DJ mixes up real estate, Brooklyn-style
- Last Updated: 8:34 AM, March 30, 2012
- Posted: 10:45 PM, March 28, 2012
If Victor Calderone ever tires of being a popular house-music DJ and producer, he could easily have a career in real estate.
In the 14 years that the Bensonhurst native has owned property in Brooklyn, he’s managed to turn a profit on every one of the apartments he’s lived in.
He’s been a Brooklyn pioneer who’s seen and benefited firsthand from how the borough has boomed. He bought in DUMBO in 1998 for $275 per square foot at 1 Main St. A decade and three residences later, he left the neighborhood and sold his 70 Washington St. penthouse for $1,850 per square foot.

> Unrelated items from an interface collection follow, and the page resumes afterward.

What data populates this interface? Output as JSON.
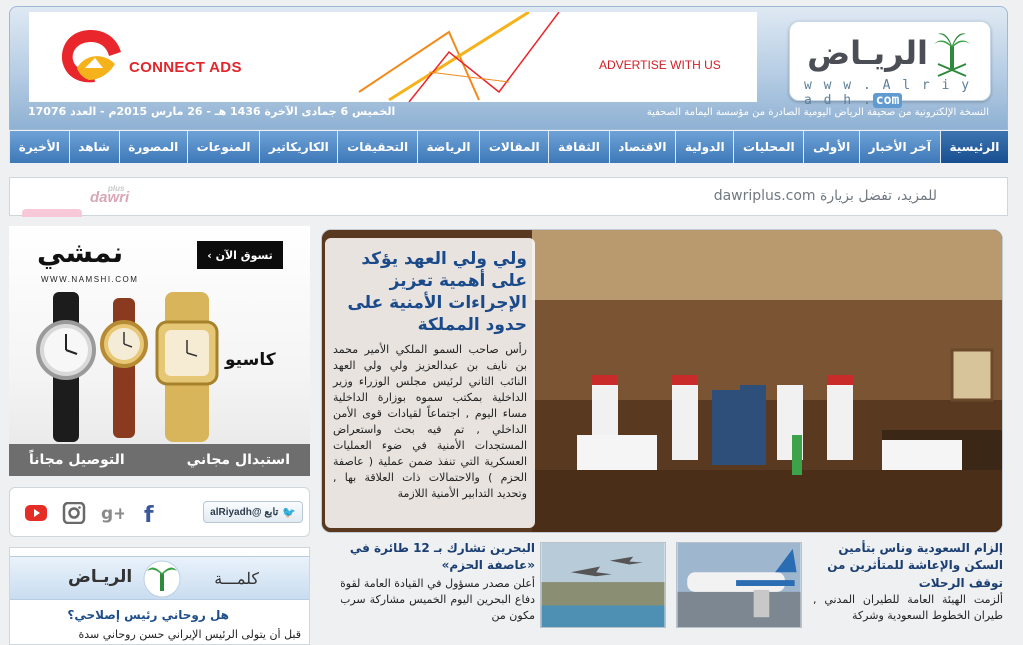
{
  "header": {
    "ad": {
      "brand": "CONNECT ADS",
      "cta": "ADVERTISE WITH US"
    },
    "logo": {
      "arabic": "الريـاض",
      "latin_prefix": "w w w . A l r i y a d h .",
      "latin_suffix": "com"
    },
    "date_line": "الخميس 6 جمادى الآخرة 1436 هـ - 26 مارس 2015م - العدد 17076",
    "tagline": "النسخة الإلكترونية من صحيفة الرياض اليومية الصادرة من مؤسسة اليمامة الصحفية"
  },
  "nav": {
    "items": [
      {
        "label": "الرئيسية",
        "active": true
      },
      {
        "label": "آخر الأخبار"
      },
      {
        "label": "الأولى"
      },
      {
        "label": "المحليات"
      },
      {
        "label": "الدولية"
      },
      {
        "label": "الاقتصاد"
      },
      {
        "label": "الثقافة"
      },
      {
        "label": "المقالات"
      },
      {
        "label": "الرياضة"
      },
      {
        "label": "التحقيقات"
      },
      {
        "label": "الكاريكاتير"
      },
      {
        "label": "المنوعات"
      },
      {
        "label": "المصورة"
      },
      {
        "label": "شاهد"
      },
      {
        "label": "الأخيرة"
      }
    ]
  },
  "promo": {
    "text": "للمزيد، تفضل بزيارة dawriplus.com",
    "logo": "dawri",
    "logo_small": "plus"
  },
  "namshi_ad": {
    "logo": "نمشي",
    "url": "WWW.NAMSHI.COM",
    "shop_now": "تسوق الآن ›",
    "brand": "كاسيو",
    "footer_right": "استبدال مجاني",
    "footer_left": "التوصيل مجاناً"
  },
  "social": {
    "follow_text": "تابع @alRiyadh",
    "icons": [
      "facebook-icon",
      "google-plus-icon",
      "instagram-icon",
      "youtube-icon"
    ],
    "colors": {
      "facebook": "#3b5998",
      "google": "#8a8a8a",
      "instagram": "#6a6a6a",
      "youtube": "#e52d27"
    }
  },
  "kalima": {
    "label": "كلمـــة",
    "brand": "الريـاض",
    "title": "هل روحاني رئيس إصلاحي؟",
    "snippet": "قبل أن يتولى الرئيس الإيراني حسن روحاني سدة"
  },
  "featured": {
    "title": "ولي ولي العهد يؤكد على أهمية تعزيز الإجراءات الأمنية على حدود المملكة",
    "body": "رأس صاحب السمو الملكي الأمير محمد بن نايف بن عبدالعزيز ولي ولي العهد النائب الثاني لرئيس مجلس الوزراء وزير الداخلية بمكتب سموه بوزارة الداخلية مساء اليوم , اجتماعاً لقيادات قوى الأمن الداخلي , تم فيه بحث واستعراض المستجدات الأمنية في ضوء العمليات العسكرية التي تنفذ ضمن عملية ( عاصفة الحزم ) والاحتمالات ذات العلاقة بها , وتحديد التدابير الأمنية اللازمة"
  },
  "stories": [
    {
      "title": "إلزام السعودية وناس بتأمين السكن والإعاشة للمتأثرين من توقف الرحلات",
      "body": "ألزمت الهيئة العامة للطيران المدني , طيران الخطوط السعودية وشركة"
    },
    {
      "title": "البحرين تشارك بـ 12 طائرة في «عاصفة الحزم»",
      "body": "أعلن مصدر مسؤول في القيادة العامة لقوة دفاع البحرين اليوم الخميس مشاركة سرب مكون من"
    }
  ],
  "colors": {
    "nav": "#3d78b8",
    "nav_active": "#174f91",
    "headline": "#1b4a8a",
    "accent_red": "#e2262b"
  }
}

And he’s still on the move. He bought a four-bedroom, three-bathroom condo in One Brooklyn Bridge Park, just outside of DUMBO, in April 2010 for $2.195 million. It recently went into contract after being listed for $2.799 million. (He would not reveal the selling price, except to say that it sold below the asking price.)
“We always buy in an area that still has growth, that has potential,” says Victor, 45, of the real estate choices he and his wife, Athena, 36, have made. “And this was a four-bedroom, which is quite rare, on a park that had yet to be fully developed.”
In fact, the couple’s real estate history reads like an account of Brooklyn gentrification over the past decade and a half.
When they decided to get their first place, at 1 Main St., “We had just started dating,” says Athena, who grew up on Long Island, “and we took such a big risk. We ended up borrowing money from a friend for the down payment. Our families thought we were crazy.”
Back then, DUMBO had little to offer. “It was dodgy; there were no stores and lots of empty dirt parking lots,” Athena recalls.
But the apartment, a 1,700-square-foot one-bedroom with an office, was big enough for Victor to house his recording studio, and the price was right: in the $400,000s.
Not long after they married, in September 1999, the neighborhood’s gentrification really picked up. Two years later, right after 9/11, they sold the apartment for more than twice what they paid — and used the profits to upgrade to a two-bedroom. And they didn’t have to look far.
“We bought in the same building, on the same floor, but it was a corner apartment and had dramatic views of the Brooklyn Bridge,” he says.
It was also, of course, more expensive: about $1 million.
But when they sold it three years later, in 2005, it was worth twice that.
They decided to stay in the area they loved and invest in a new building, 70 Washington St.
“We had had our son [Jivan],” explains Athena of the decision to purchase two penthouse units (one a two-bedroom for $2.2 million, or $1,269 per square foot; another a one-bedroom for $1.5 million, or $1,197 per square foot). “And Victor had put his recording studio outside the home. So we wanted to have a two-bedroom with an office that could be turned into his studio.”